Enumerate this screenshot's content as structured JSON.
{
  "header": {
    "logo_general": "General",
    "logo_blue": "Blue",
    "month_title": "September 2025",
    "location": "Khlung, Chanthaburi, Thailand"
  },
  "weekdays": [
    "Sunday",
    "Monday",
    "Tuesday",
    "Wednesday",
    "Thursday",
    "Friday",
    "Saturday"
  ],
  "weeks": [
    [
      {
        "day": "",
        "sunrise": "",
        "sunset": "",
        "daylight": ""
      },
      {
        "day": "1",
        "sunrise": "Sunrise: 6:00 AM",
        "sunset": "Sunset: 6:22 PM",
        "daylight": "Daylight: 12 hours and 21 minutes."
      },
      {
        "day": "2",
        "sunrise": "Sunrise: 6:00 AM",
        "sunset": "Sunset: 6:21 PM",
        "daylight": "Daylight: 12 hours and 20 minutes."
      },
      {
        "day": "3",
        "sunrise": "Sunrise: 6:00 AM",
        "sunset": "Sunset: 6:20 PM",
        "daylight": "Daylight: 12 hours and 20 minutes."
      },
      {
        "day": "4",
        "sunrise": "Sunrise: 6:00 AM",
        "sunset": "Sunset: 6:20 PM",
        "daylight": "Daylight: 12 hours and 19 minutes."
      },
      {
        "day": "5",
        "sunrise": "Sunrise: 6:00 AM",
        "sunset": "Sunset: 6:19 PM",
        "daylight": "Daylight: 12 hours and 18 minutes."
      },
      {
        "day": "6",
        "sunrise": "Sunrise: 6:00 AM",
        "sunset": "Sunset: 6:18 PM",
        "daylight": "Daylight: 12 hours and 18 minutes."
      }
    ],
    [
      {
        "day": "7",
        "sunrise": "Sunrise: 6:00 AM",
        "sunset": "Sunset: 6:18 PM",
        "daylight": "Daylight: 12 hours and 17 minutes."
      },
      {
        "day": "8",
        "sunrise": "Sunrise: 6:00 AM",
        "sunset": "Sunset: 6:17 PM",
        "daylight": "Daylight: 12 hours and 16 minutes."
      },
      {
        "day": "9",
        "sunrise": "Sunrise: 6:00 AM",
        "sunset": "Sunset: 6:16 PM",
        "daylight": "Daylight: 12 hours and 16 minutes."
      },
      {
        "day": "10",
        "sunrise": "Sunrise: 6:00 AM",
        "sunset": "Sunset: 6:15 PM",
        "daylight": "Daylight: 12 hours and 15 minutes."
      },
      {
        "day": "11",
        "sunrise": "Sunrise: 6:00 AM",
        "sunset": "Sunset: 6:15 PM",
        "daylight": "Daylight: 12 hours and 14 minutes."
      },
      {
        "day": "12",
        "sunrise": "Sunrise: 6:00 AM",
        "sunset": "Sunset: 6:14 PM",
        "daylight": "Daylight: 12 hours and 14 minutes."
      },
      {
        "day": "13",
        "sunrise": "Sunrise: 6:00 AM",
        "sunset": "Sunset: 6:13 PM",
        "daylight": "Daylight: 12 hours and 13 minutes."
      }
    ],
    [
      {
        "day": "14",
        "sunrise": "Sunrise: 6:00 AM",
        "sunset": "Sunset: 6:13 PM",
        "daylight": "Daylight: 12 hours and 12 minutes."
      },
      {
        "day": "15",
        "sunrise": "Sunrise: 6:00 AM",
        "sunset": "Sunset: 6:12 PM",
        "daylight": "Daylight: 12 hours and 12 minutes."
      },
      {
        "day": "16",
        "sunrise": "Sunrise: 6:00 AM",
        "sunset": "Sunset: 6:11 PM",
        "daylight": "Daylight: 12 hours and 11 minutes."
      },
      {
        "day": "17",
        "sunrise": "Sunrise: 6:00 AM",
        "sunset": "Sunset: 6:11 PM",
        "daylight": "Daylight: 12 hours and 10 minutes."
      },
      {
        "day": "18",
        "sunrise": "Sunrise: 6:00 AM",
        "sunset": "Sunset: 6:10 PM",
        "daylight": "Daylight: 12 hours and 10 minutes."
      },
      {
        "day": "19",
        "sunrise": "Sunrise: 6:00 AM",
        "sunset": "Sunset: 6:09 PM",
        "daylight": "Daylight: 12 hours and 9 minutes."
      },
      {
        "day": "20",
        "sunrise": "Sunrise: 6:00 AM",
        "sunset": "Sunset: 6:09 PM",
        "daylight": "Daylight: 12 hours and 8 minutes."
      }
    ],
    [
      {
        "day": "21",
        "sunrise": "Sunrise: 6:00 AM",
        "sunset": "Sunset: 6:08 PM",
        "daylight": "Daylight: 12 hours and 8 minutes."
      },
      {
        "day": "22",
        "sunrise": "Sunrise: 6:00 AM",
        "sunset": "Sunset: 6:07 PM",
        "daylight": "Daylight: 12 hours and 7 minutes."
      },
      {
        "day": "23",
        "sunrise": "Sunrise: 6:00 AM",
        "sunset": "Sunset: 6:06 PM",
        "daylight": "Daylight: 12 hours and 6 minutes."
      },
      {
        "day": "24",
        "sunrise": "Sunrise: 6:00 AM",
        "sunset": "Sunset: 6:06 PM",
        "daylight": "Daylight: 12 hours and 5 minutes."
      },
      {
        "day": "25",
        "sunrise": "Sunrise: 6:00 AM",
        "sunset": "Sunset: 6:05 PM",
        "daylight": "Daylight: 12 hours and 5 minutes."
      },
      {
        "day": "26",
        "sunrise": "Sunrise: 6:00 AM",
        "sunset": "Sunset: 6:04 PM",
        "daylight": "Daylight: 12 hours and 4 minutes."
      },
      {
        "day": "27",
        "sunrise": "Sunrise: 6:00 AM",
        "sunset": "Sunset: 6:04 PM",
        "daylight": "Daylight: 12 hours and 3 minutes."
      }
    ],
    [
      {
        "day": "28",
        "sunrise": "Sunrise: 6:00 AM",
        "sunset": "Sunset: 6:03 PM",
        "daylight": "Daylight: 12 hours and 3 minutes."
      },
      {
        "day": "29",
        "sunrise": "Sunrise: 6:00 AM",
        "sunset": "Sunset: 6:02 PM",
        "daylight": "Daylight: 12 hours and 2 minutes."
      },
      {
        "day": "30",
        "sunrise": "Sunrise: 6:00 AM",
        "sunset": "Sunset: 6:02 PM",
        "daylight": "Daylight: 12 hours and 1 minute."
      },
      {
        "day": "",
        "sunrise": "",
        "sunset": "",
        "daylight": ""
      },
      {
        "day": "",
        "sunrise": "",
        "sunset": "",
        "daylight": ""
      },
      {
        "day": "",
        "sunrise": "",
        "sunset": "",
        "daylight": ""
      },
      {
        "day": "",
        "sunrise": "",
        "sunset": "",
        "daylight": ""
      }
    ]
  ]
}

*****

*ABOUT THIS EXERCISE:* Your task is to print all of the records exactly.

*THE ANSWER:*
Enumerate this screenshot's content as structured JSON.
{
  "header": {
    "logo_general": "General",
    "logo_blue": "Blue",
    "month_title": "September 2025",
    "location": "Khlung, Chanthaburi, Thailand"
  },
  "weekdays": [
    "Sunday",
    "Monday",
    "Tuesday",
    "Wednesday",
    "Thursday",
    "Friday",
    "Saturday"
  ],
  "weeks": [
    [
      {
        "day": "",
        "sunrise": "",
        "sunset": "",
        "daylight": ""
      },
      {
        "day": "1",
        "sunrise": "Sunrise: 6:00 AM",
        "sunset": "Sunset: 6:22 PM",
        "daylight": "Daylight: 12 hours and 21 minutes."
      },
      {
        "day": "2",
        "sunrise": "Sunrise: 6:00 AM",
        "sunset": "Sunset: 6:21 PM",
        "daylight": "Daylight: 12 hours and 20 minutes."
      },
      {
        "day": "3",
        "sunrise": "Sunrise: 6:00 AM",
        "sunset": "Sunset: 6:20 PM",
        "daylight": "Daylight: 12 hours and 20 minutes."
      },
      {
        "day": "4",
        "sunrise": "Sunrise: 6:00 AM",
        "sunset": "Sunset: 6:20 PM",
        "daylight": "Daylight: 12 hours and 19 minutes."
      },
      {
        "day": "5",
        "sunrise": "Sunrise: 6:00 AM",
        "sunset": "Sunset: 6:19 PM",
        "daylight": "Daylight: 12 hours and 18 minutes."
      },
      {
        "day": "6",
        "sunrise": "Sunrise: 6:00 AM",
        "sunset": "Sunset: 6:18 PM",
        "daylight": "Daylight: 12 hours and 18 minutes."
      }
    ],
    [
      {
        "day": "7",
        "sunrise": "Sunrise: 6:00 AM",
        "sunset": "Sunset: 6:18 PM",
        "daylight": "Daylight: 12 hours and 17 minutes."
      },
      {
        "day": "8",
        "sunrise": "Sunrise: 6:00 AM",
        "sunset": "Sunset: 6:17 PM",
        "daylight": "Daylight: 12 hours and 16 minutes."
      },
      {
        "day": "9",
        "sunrise": "Sunrise: 6:00 AM",
        "sunset": "Sunset: 6:16 PM",
        "daylight": "Daylight: 12 hours and 16 minutes."
      },
      {
        "day": "10",
        "sunrise": "Sunrise: 6:00 AM",
        "sunset": "Sunset: 6:15 PM",
        "daylight": "Daylight: 12 hours and 15 minutes."
      },
      {
        "day": "11",
        "sunrise": "Sunrise: 6:00 AM",
        "sunset": "Sunset: 6:15 PM",
        "daylight": "Daylight: 12 hours and 14 minutes."
      },
      {
        "day": "12",
        "sunrise": "Sunrise: 6:00 AM",
        "sunset": "Sunset: 6:14 PM",
        "daylight": "Daylight: 12 hours and 14 minutes."
      },
      {
        "day": "13",
        "sunrise": "Sunrise: 6:00 AM",
        "sunset": "Sunset: 6:13 PM",
        "daylight": "Daylight: 12 hours and 13 minutes."
      }
    ],
    [
      {
        "day": "14",
        "sunrise": "Sunrise: 6:00 AM",
        "sunset": "Sunset: 6:13 PM",
        "daylight": "Daylight: 12 hours and 12 minutes."
      },
      {
        "day": "15",
        "sunrise": "Sunrise: 6:00 AM",
        "sunset": "Sunset: 6:12 PM",
        "daylight": "Daylight: 12 hours and 12 minutes."
      },
      {
        "day": "16",
        "sunrise": "Sunrise: 6:00 AM",
        "sunset": "Sunset: 6:11 PM",
        "daylight": "Daylight: 12 hours and 11 minutes."
      },
      {
        "day": "17",
        "sunrise": "Sunrise: 6:00 AM",
        "sunset": "Sunset: 6:11 PM",
        "daylight": "Daylight: 12 hours and 10 minutes."
      },
      {
        "day": "18",
        "sunrise": "Sunrise: 6:00 AM",
        "sunset": "Sunset: 6:10 PM",
        "daylight": "Daylight: 12 hours and 10 minutes."
      },
      {
        "day": "19",
        "sunrise": "Sunrise: 6:00 AM",
        "sunset": "Sunset: 6:09 PM",
        "daylight": "Daylight: 12 hours and 9 minutes."
      },
      {
        "day": "20",
        "sunrise": "Sunrise: 6:00 AM",
        "sunset": "Sunset: 6:09 PM",
        "daylight": "Daylight: 12 hours and 8 minutes."
      }
    ],
    [
      {
        "day": "21",
        "sunrise": "Sunrise: 6:00 AM",
        "sunset": "Sunset: 6:08 PM",
        "daylight": "Daylight: 12 hours and 8 minutes."
      },
      {
        "day": "22",
        "sunrise": "Sunrise: 6:00 AM",
        "sunset": "Sunset: 6:07 PM",
        "daylight": "Daylight: 12 hours and 7 minutes."
      },
      {
        "day": "23",
        "sunrise": "Sunrise: 6:00 AM",
        "sunset": "Sunset: 6:06 PM",
        "daylight": "Daylight: 12 hours and 6 minutes."
      },
      {
        "day": "24",
        "sunrise": "Sunrise: 6:00 AM",
        "sunset": "Sunset: 6:06 PM",
        "daylight": "Daylight: 12 hours and 5 minutes."
      },
      {
        "day": "25",
        "sunrise": "Sunrise: 6:00 AM",
        "sunset": "Sunset: 6:05 PM",
        "daylight": "Daylight: 12 hours and 5 minutes."
      },
      {
        "day": "26",
        "sunrise": "Sunrise: 6:00 AM",
        "sunset": "Sunset: 6:04 PM",
        "daylight": "Daylight: 12 hours and 4 minutes."
      },
      {
        "day": "27",
        "sunrise": "Sunrise: 6:00 AM",
        "sunset": "Sunset: 6:04 PM",
        "daylight": "Daylight: 12 hours and 3 minutes."
      }
    ],
    [
      {
        "day": "28",
        "sunrise": "Sunrise: 6:00 AM",
        "sunset": "Sunset: 6:03 PM",
        "daylight": "Daylight: 12 hours and 3 minutes."
      },
      {
        "day": "29",
        "sunrise": "Sunrise: 6:00 AM",
        "sunset": "Sunset: 6:02 PM",
        "daylight": "Daylight: 12 hours and 2 minutes."
      },
      {
        "day": "30",
        "sunrise": "Sunrise: 6:00 AM",
        "sunset": "Sunset: 6:02 PM",
        "daylight": "Daylight: 12 hours and 1 minute."
      },
      {
        "day": "",
        "sunrise": "",
        "sunset": "",
        "daylight": ""
      },
      {
        "day": "",
        "sunrise": "",
        "sunset": "",
        "daylight": ""
      },
      {
        "day": "",
        "sunrise": "",
        "sunset": "",
        "daylight": ""
      },
      {
        "day": "",
        "sunrise": "",
        "sunset": "",
        "daylight": ""
      }
    ]
  ]
}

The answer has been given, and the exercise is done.